New Jersey is the first state ever charged by the SEC for violations of the federal securities laws. New Jersey agreed to settle the case without admitting or denying the SEC’s findings.

That’s the SEC press release, the  NYT article is here. Needless to say, Democrats were governors most of this time period. On the other hand, Chris Christie not funding the pension at all is not going to work out much better.  

Menendez wants reforms at the SEC

Following the sentencing of Bernie Madoff Monday, Senator Menendez has called for reforms at the Securities and Exchange Commission and other financial institutions. Here’s what the Senator wants:

  • An increased enforcement budget at the SEC, which was inadequately funded during the Bush Administration
  • Senate Finance Committee hearings on ways the federal government can help innocent victims of Ponzi schemes to recoup their losses through the Securities Investor Protection Corporation (SIPC) or other means
  • Enactment of the Improved Financial and Commodity Markets Oversight and Accountability Act, legislation Senator Menendez introduced on June 25th, 2009 to strengthen the Inspectors General at five key financial regulatory agencies:  the Securities and Exchange Commission, the Federal Reserve, the Commodity Futures Trading Commission, the National Credit Union Administration, and the Pension Benefit Guarantee Corporation.  The legislation would require Presidential appointments and Senate confirmation of the Inspectors General, who are currently appointed by the heads of the agencies they are supposed to investigate.  The legislation also clarifies the subpoena powers of the Inspectors General so they can properly oversee the financial regulators and requires regulators to respond to deficiencies identified by the Inspectors General by either taking corrective action or explaining to Congress why they are not taking corrective action.
  • There will be an amazing amount of money and pressure brought to bear on any reforms of the financial industry.

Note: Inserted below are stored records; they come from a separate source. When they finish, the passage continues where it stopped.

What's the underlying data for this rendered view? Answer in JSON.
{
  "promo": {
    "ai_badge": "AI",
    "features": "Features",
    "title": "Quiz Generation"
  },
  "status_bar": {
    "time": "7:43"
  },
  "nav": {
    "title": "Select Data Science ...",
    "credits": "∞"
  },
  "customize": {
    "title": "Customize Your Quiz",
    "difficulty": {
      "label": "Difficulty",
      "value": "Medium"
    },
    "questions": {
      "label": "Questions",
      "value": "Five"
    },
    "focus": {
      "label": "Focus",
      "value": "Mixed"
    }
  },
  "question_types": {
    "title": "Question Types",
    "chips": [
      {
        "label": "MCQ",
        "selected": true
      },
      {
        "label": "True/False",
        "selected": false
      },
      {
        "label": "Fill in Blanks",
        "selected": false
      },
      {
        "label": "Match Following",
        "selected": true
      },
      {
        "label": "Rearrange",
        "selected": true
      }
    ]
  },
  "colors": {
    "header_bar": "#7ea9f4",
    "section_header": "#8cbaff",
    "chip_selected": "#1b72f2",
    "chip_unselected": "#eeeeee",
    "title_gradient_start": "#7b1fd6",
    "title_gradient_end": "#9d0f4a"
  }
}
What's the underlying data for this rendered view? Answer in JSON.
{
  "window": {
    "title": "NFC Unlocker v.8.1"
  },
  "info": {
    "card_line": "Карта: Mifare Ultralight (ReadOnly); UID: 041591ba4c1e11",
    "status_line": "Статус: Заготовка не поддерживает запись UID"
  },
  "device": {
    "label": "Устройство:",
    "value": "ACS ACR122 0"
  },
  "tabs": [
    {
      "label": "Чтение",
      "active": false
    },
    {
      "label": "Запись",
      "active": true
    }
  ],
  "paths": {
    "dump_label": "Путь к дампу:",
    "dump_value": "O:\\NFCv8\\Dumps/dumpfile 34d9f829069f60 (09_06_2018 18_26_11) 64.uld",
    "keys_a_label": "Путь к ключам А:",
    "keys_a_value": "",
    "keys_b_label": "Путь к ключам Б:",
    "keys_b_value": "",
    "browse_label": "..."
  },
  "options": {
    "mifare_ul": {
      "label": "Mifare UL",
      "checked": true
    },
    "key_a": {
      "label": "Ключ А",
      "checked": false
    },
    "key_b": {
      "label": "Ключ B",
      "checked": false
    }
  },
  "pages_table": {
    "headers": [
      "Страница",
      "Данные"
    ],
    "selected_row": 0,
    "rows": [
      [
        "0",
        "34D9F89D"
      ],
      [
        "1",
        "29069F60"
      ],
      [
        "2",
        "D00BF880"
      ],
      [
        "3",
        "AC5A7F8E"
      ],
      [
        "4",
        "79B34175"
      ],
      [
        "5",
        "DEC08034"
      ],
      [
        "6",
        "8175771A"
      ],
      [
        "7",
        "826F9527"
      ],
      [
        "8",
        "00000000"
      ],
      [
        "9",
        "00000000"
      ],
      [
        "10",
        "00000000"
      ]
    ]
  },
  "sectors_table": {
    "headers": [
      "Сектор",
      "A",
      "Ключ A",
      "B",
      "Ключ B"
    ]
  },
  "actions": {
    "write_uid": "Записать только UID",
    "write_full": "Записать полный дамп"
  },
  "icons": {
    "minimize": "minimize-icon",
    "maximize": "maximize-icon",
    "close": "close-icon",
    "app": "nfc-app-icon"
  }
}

There are so many layers of problems to deal with, but having an effective regulatory commission to oversee the system might be a good start.

    Our very own Ponzi Scheme robs NJ Elderly

    This guy sucks:

    Attorney General Anne Milgram and Criminal Justice Director Deborah Gramiccioni announced that a Salem County investment broker was arrested this morning on money laundering and theft charges, accused of defrauding South Jersey investors out of $1.3 million through a Ponzi scheme.

    According to Director Gramiccioni, Jeffrey Joseph Southard, 44, of Pittsgrove, was arrested at his mother’s home without incident this morning on charges filed by the Division of Criminal Justice. Southard was charged with first-degree money laundering, second-degree misapplication of entrusted property, second-degree theft by deception, and second-degree securities fraud.

    The Atlantic City Press says he actually got away with $1.9 million.  Here’s more about who he targeted:

    Southard allegedly perpetrated the fraud by personally visiting his clients, many of whom were in their eighties and nineties, on a regular basis. The clients stated that they wanted a conservative investment to fund their retirements, supplement their social security and provide money to their grandchildren. Southard’s victims lived in several counties in South Jersey including Burlington, Camden, Gloucester and Salem.

    Here’s what the AG had to say:

    “Robbing the elderly of their lifesavings is a particularly heinous crime,” Milgram said. “We charge Southard with peddling a complexly bogus product, enriching his personal bankbook by exploiting victim’s trust.”

    He’s our own version of Bernard Madoff, only on a smaller scale.  I have no sympathy for someone that would target those that are the most vulnerable and least suspecting.